PROVIDED RECORDS START

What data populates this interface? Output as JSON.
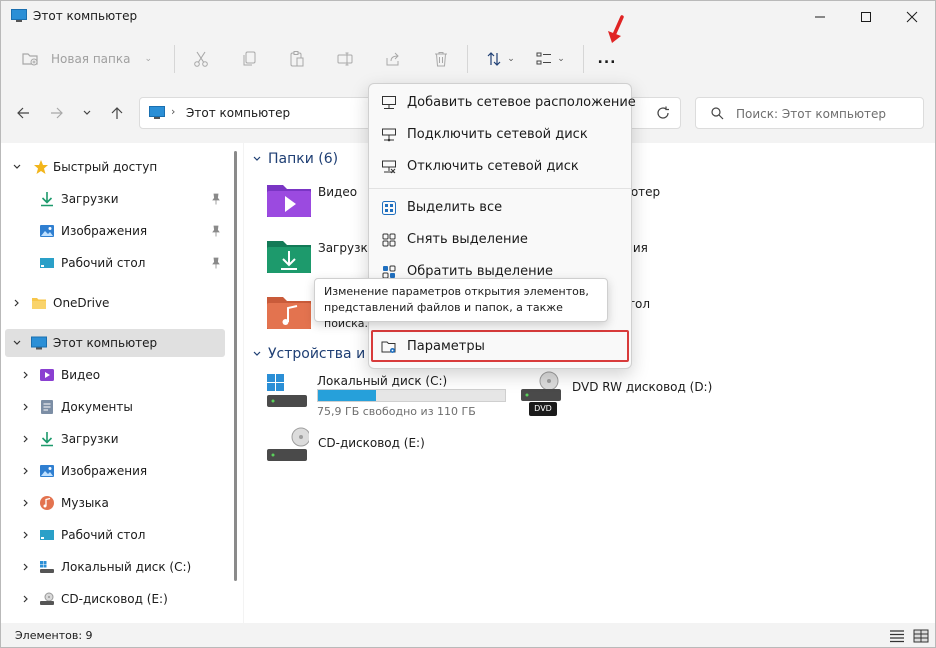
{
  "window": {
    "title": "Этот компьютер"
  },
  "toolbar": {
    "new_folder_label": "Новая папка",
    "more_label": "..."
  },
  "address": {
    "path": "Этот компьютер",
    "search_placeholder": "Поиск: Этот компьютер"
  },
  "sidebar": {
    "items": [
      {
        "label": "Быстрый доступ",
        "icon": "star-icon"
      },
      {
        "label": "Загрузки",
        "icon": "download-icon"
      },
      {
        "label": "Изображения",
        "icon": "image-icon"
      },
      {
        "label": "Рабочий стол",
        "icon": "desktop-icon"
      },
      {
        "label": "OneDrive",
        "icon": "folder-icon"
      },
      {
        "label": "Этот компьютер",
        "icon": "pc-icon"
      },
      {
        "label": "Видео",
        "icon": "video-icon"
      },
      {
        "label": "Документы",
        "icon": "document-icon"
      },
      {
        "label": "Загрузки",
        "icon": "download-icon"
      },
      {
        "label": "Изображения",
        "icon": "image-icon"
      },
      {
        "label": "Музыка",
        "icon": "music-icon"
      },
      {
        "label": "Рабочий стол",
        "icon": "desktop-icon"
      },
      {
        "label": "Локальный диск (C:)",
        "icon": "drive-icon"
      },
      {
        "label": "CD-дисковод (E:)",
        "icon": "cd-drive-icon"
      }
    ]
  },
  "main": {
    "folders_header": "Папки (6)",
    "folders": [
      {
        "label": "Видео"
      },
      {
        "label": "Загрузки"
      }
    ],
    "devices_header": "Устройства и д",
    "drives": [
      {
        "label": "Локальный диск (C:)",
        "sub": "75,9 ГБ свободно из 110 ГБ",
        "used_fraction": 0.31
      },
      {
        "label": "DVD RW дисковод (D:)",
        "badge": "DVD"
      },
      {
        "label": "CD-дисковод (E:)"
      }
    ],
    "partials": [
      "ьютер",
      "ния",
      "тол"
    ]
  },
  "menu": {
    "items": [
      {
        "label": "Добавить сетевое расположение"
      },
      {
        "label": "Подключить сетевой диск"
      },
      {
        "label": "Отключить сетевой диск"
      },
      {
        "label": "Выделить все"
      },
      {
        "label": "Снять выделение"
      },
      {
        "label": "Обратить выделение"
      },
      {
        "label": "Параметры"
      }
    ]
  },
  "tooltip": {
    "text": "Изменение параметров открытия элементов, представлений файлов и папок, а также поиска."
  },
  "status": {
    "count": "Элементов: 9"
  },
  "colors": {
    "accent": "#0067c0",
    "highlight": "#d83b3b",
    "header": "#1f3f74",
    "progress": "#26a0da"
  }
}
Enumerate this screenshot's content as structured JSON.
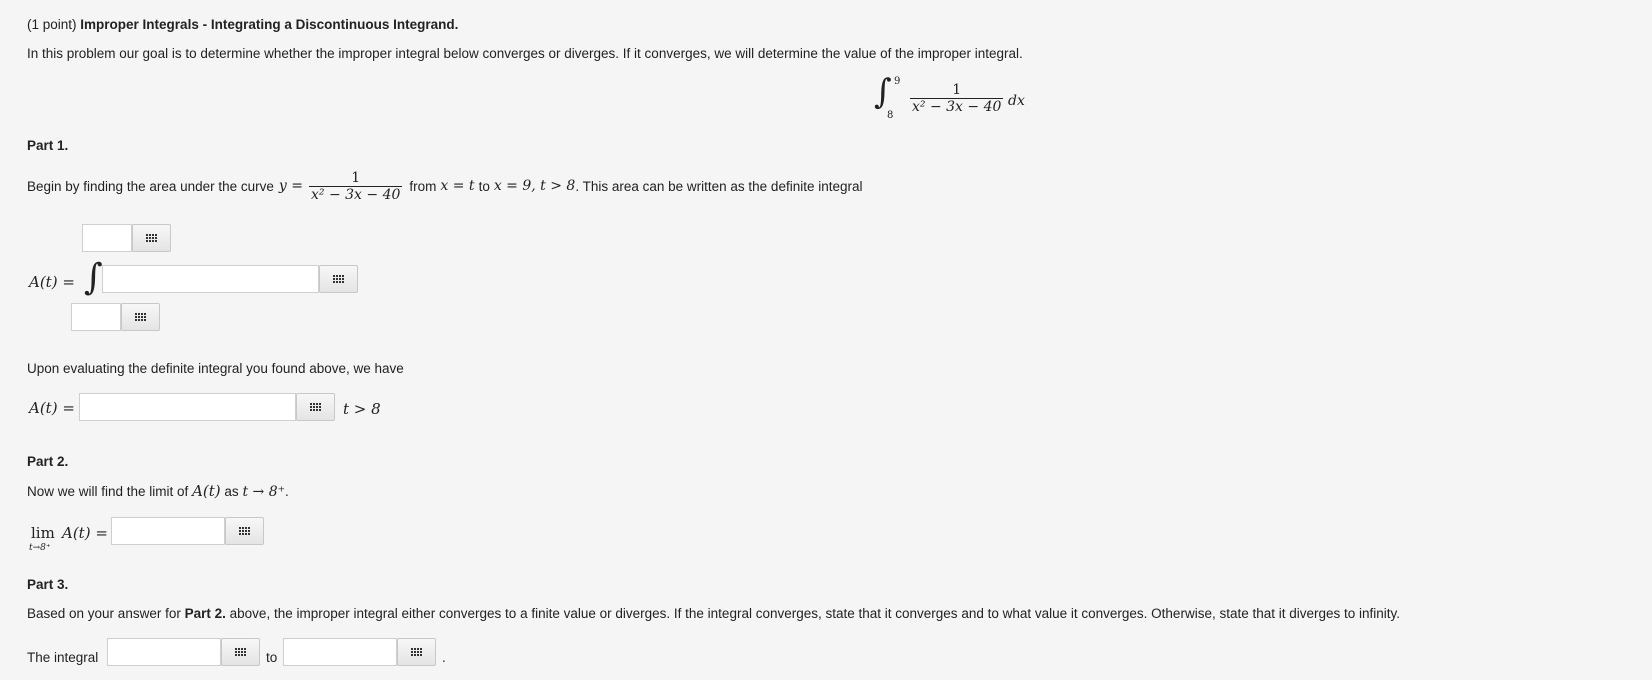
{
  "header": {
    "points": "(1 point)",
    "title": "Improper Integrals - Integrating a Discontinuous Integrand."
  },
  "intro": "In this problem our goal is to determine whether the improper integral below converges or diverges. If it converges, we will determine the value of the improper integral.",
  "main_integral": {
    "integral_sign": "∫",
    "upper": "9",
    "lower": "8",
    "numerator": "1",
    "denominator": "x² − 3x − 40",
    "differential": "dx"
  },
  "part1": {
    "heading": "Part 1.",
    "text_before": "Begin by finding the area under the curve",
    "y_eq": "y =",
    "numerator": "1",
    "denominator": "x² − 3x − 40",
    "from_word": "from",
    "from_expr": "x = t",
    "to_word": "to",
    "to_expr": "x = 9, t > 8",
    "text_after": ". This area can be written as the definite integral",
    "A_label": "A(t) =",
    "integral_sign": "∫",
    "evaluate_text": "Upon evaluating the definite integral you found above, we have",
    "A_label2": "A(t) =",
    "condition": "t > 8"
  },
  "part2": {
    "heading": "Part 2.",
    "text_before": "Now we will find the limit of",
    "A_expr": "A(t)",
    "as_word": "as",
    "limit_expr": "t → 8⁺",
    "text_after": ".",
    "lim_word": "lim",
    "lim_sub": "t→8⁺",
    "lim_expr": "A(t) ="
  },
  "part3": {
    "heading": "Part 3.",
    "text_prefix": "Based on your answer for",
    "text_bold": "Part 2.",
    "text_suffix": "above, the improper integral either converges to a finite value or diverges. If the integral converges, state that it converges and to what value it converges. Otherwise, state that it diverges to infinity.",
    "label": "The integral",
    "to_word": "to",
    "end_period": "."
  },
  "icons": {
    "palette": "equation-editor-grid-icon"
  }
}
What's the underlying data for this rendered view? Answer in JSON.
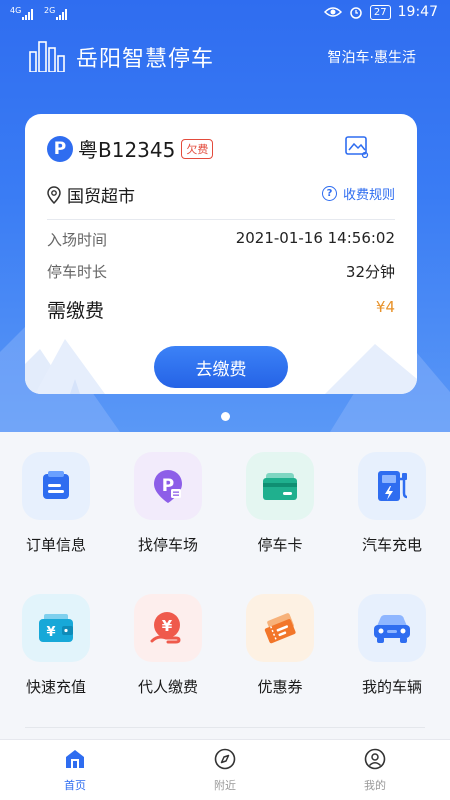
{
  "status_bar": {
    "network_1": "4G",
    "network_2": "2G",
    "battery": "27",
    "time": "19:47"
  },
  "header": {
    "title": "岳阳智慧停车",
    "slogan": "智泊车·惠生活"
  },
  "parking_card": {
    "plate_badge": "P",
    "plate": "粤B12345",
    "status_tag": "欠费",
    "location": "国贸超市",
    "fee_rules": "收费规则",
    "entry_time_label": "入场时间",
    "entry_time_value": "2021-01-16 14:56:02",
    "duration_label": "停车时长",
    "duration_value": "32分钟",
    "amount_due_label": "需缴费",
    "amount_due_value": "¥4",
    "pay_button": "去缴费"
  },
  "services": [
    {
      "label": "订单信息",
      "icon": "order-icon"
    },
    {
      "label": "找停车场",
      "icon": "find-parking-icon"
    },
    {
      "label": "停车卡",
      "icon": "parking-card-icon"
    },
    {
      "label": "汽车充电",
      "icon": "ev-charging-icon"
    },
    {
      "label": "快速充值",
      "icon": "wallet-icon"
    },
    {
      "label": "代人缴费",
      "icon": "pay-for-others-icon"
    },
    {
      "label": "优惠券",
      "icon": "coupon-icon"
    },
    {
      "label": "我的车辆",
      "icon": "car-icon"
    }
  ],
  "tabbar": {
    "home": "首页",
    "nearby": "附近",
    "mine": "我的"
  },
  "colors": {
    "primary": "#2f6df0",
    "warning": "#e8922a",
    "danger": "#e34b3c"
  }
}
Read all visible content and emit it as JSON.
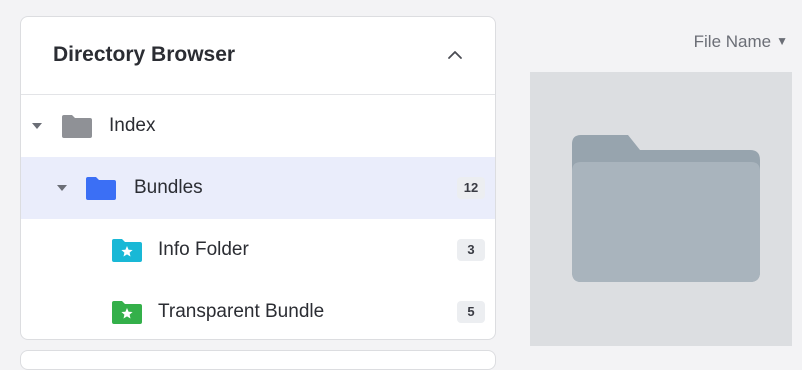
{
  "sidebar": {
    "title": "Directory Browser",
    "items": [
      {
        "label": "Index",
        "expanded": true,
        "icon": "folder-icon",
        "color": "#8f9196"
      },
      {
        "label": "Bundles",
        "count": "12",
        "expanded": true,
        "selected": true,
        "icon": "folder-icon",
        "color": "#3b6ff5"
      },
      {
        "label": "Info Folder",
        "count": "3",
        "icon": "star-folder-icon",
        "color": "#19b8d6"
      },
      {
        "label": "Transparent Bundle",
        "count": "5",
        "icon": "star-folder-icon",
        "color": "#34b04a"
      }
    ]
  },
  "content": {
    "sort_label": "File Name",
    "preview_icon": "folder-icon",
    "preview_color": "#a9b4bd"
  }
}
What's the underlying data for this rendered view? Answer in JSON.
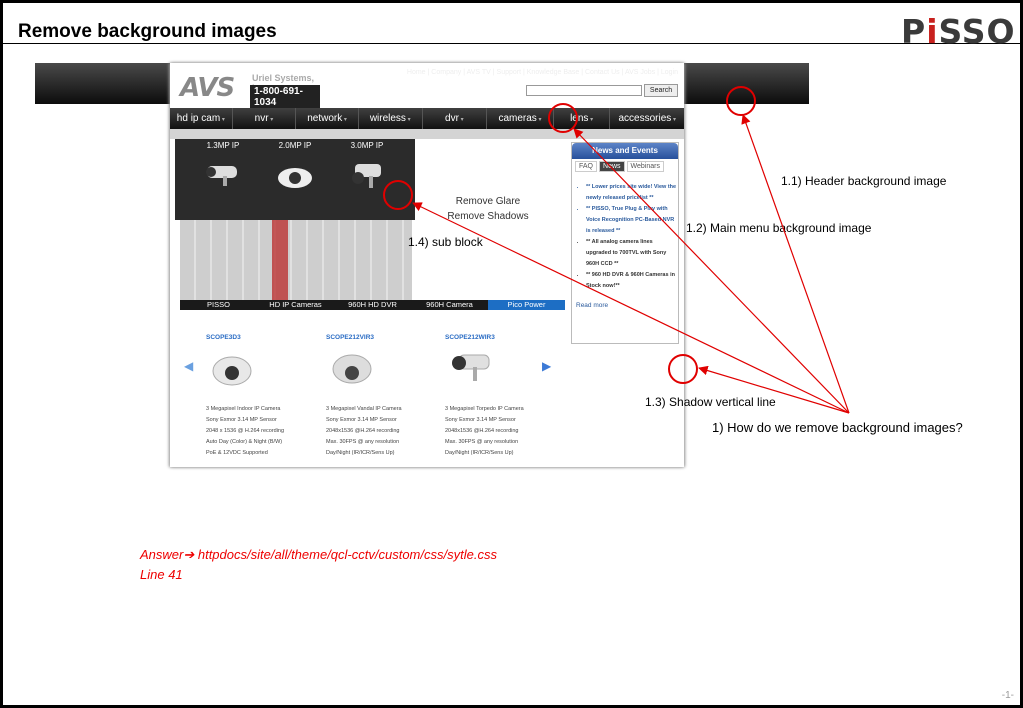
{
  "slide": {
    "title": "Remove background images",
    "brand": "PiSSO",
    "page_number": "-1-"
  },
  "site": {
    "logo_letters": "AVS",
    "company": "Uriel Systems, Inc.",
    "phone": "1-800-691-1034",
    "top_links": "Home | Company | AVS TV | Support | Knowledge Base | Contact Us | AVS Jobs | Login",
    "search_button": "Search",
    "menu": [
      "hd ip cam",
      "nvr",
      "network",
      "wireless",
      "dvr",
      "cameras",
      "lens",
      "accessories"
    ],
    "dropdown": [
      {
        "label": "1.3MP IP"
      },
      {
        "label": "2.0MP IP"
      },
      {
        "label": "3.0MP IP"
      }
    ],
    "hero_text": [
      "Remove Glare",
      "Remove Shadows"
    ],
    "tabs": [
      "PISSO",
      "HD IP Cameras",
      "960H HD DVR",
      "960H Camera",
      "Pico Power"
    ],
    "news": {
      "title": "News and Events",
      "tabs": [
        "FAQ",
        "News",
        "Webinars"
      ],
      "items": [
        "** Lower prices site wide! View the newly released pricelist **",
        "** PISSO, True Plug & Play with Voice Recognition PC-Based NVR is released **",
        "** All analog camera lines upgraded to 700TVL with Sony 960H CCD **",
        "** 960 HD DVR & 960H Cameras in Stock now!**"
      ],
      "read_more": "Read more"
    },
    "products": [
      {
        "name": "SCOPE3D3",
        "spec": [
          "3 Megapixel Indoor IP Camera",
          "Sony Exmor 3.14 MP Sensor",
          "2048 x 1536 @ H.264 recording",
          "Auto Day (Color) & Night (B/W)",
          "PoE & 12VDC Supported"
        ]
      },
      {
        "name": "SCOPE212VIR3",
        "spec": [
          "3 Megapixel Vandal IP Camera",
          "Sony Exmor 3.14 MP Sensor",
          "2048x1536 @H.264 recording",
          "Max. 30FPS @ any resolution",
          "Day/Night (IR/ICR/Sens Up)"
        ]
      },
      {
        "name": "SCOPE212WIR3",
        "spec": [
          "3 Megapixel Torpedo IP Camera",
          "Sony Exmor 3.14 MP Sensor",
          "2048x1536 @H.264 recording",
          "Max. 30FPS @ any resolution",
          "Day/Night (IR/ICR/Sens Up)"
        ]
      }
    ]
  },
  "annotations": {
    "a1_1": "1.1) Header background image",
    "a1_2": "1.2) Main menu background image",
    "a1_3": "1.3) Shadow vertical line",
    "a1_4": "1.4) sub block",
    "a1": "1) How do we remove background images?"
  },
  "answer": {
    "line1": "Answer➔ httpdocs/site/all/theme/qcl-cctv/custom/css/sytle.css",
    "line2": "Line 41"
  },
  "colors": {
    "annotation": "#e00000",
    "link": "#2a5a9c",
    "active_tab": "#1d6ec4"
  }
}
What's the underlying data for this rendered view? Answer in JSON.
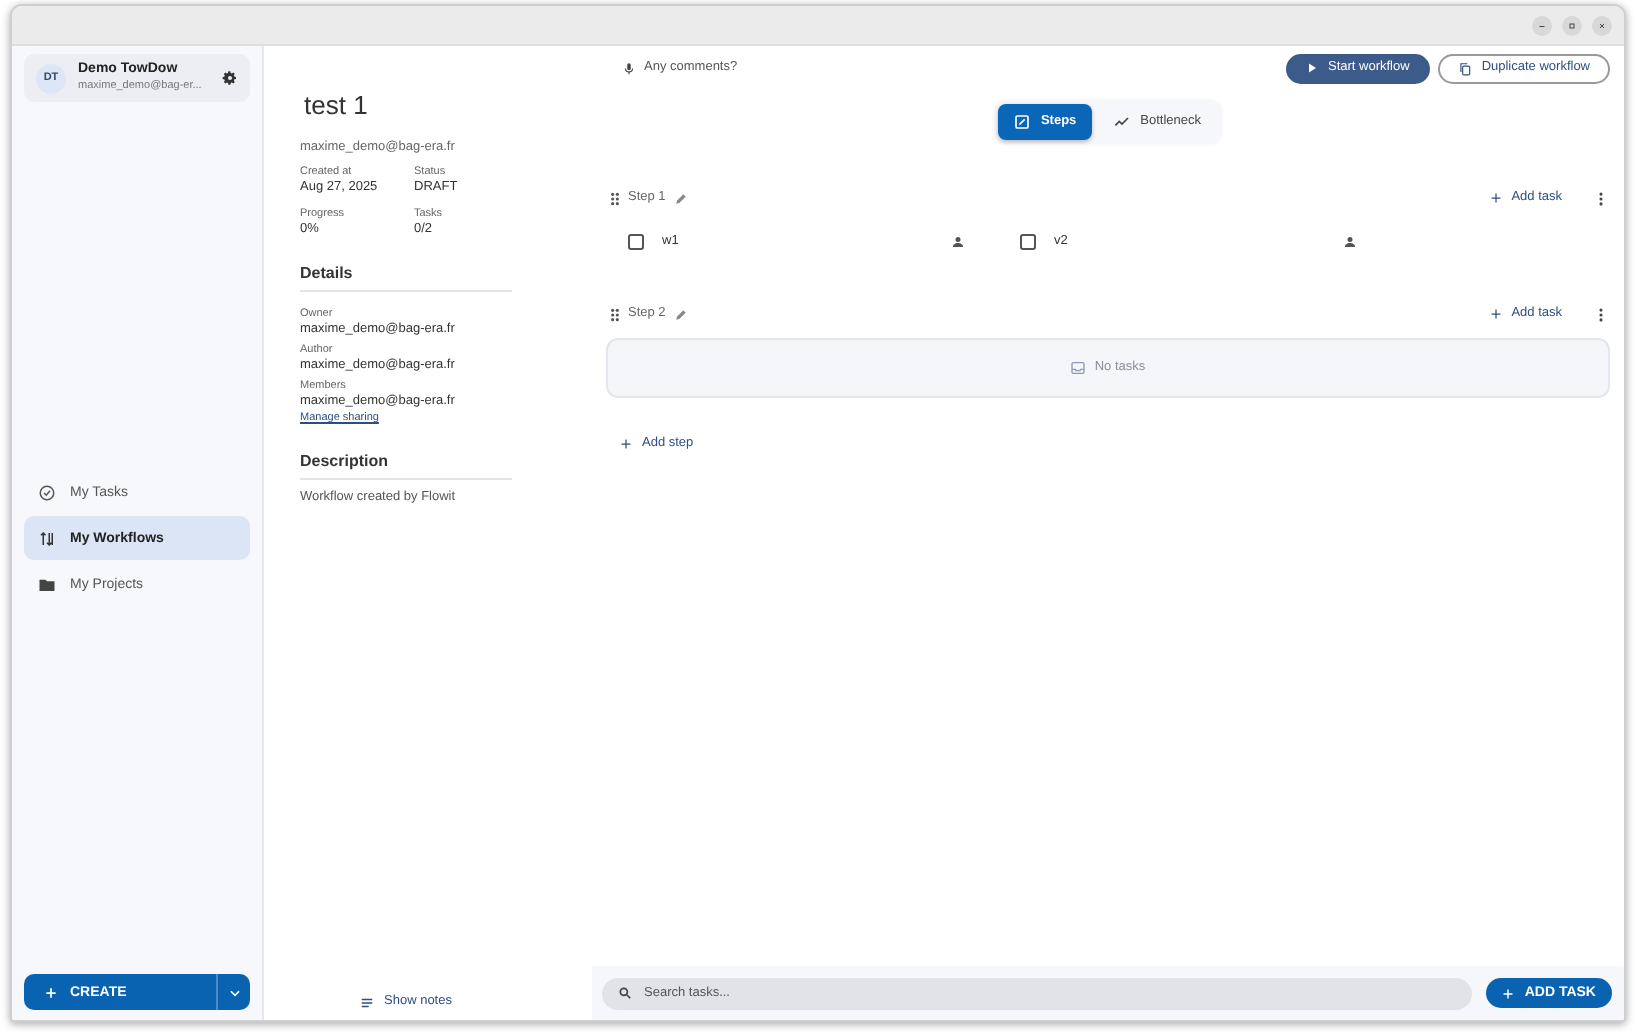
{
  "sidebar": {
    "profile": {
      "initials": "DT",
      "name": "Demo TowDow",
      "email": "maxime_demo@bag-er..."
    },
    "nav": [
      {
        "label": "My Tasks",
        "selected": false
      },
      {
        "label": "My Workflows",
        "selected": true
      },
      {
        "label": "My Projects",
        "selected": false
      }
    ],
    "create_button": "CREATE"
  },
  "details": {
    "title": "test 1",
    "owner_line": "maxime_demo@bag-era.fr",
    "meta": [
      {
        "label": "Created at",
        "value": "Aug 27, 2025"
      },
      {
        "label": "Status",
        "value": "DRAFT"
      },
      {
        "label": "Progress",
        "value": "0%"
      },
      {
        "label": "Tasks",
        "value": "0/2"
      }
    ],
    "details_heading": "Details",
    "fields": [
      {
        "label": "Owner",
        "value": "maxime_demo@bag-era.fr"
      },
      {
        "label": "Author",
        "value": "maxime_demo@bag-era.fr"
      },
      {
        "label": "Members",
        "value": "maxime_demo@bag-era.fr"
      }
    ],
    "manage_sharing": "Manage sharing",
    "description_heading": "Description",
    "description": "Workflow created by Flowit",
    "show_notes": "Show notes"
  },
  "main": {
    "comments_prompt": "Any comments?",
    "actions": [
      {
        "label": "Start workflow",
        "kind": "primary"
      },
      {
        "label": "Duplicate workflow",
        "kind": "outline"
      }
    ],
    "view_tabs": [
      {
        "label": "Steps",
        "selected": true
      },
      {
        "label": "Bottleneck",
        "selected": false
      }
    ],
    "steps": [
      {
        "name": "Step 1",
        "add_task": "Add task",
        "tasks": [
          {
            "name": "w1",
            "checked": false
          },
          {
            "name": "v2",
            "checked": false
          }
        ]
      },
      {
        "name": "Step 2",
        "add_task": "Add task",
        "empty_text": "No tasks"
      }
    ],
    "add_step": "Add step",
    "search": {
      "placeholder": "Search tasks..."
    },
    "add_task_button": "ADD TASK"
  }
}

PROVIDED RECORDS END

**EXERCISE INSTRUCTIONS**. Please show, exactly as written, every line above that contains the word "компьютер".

**WRITTEN ANSWER**.
    "title": "Этот компьютер"
    "path": "Этот компьютер",
    "search_placeholder": "Поиск: Этот компьютер"
        "label": "Этот компьютер",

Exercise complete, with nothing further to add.